Our views on trends can be summed up in that we think it is good to be moderately aware of trends, and especially of the influence of trends on our own thoughts, actions, and choices, but that it is healthiest to make decisions independently of trends. Reflecting on why you like something or why you want something can be a good way of protecting against negative influences of trends, while retaining the positive influences of good trends.
Downsides and dangers of trends
Trends can cause negative impacts on society in a variety of ways:
- Some trends are directly unhealthy. - An example would be trends of disrespectful dialogue or personal attacks in political speech or other public speech, or trends of depicting women's bodies in unhealthy proportions in such a way that promotes anorexia and other eating disorders.
- Trends can be enforced in negative ways, through social disapproval or negative stigmas. - Trends can be highly damaging when they are enforced through social pressure in a way that provides a negative social stigma to people who break them. These social stigmas go against our view of a healthy state of society, in which all actions are consensual, as social disapproval, when carried to a sufficient extreme or expressed in certain ways, can be coercive. Trends with negative social stigmas can be harmful even if the trends themselves are good, because the negativity introduced when people go against the trend can cause people to become resistant to what otherwise would be a good idea that they might want to embrace.
- Uniformity can reduce diversity. - When trends are so widespread that they result in a sort of cultural uniformity, this uniformity can reduce diversity. As an example, when radios play the same song very frequently, they take up airtime that could be used to play other songs, and the total diversity of songs played and heard on radio can be greatly reduced. This is not only annoying to some listeners, but also results in numerous musical artists who are not getting airtime for their songs. Another example would be when a certain varietal or cultivar of plant or tree becomes popular; this cultivar may become widely planted, at the expense of genetic diversity in that species, which can later make that species more susceptible to attack by pests or diseases.
- Keeping up with trends can be costly. - Keeping up with the latest technological advancements can be costly in terms of money and resources. Similarly, keeping up with fashion trends can require the purchasing of new clothes more often than they would otherwise be needed, which can be costly in terms of money and resources. Keeping up with trends that require purchases of material items also contribute to waste as old items are discarded, although this waste can be mitigated if people give away or donate old goods, or sell them at second-hand stores.
Benefits of trends
Trends can also be beneficial in some ways:
- Trends can help to raise awareness about what's going on in the world. Trends often start from an uprising against something unhealthy or a general awareness that something is healthy, such as feminism and organic food. While some people may not see these movements as ideal, they represent a greater awareness about the general health of society.

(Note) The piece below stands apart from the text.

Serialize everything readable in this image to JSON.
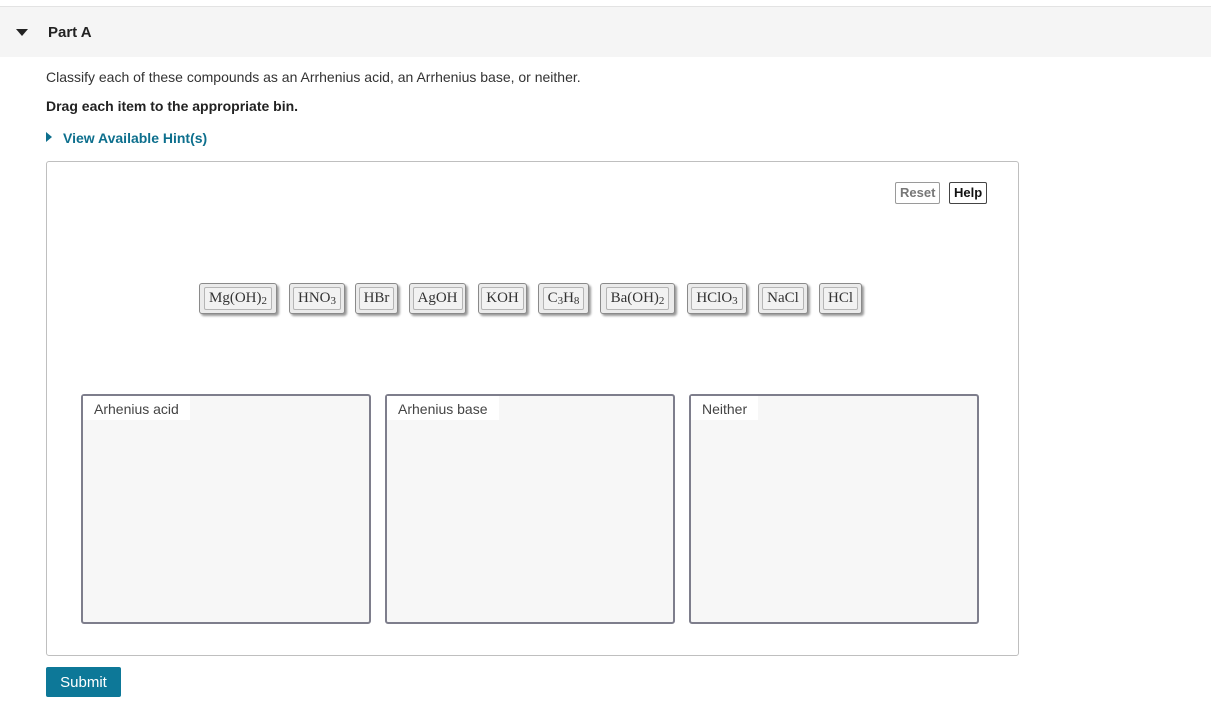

- Trends in art and music can inspire diversity. While it is true that trends can contribute to uniformity, trends can also push creativity forward as artists are inspired by them, by both following them and deviating from them in new ways. While there may be limited diversity within one current trend, art and music over the past century of trends has left us with a variety of styles.
Sometimes certain trends arise, or certain practices become trendy, which we would consider healthy in the context of our beliefs and practices. Examples include trends of being environmentally conscious, a trend of eating whole, natural foods, or a trend of the media depicting healthy body images (as opposed to extremely thin models which could promote an unhealthy body image, especially for people with more average body types). These trends often arise from genuine awareness in society of issues or problems, and a desire to solve the problems or create a healthier society.
However, there can be some dangers when people begin to follow these "good trends" for the reason that they are trendy, rather than for the deeper reasons that the trend is good.
Missing the spirit of trends
An example would be that hybrid cars have become trendy as a response to their fuel efficiency, but hybrid cars are not always more fuel efficient than conventional (non-hybrid) cars. A person following this trend blindly without researching might purchase a heavy SUV hybrid when a conventional compact car might be both much cheaper and much more fuel efficient.
Another example is when people follow fad diets. Fad diets are often rooted in some legitimate scientific observation, but they develop into fads when people fixate on one aspect of diet or one aspect of a recent scientific discovery, while neglecting the whole picture.
Thinking holistically, and asking yourself why you like something, can keep you from missing the spirit behind trends. This also helps people to live out our fundamental belief that the principles and spirit of rules and practices matter more than their literal wording.
Trends of disliking trends
In some social contexts, there can be a trend of disliking trends. Often, there is a good reason for scepticism about trends, such as when there is a history of destructive trends or a widespread occurrence of people missing the spirit behind good trends.
However, the trend of disliking trends can itself fall into the same negative patterns described above. We believe that a healthier approach to addressing the potential harm caused by trends is not to start a trend of disliking trends, but rather, to directly ask questions about what we like and why we like what we like. When we find trends that we like, we can also ask what the spirit of that trend is, so that we stay true to the spirit or original idea or goal behind the trend, rather than falling into a bad pattern of following details while missing the whole picture.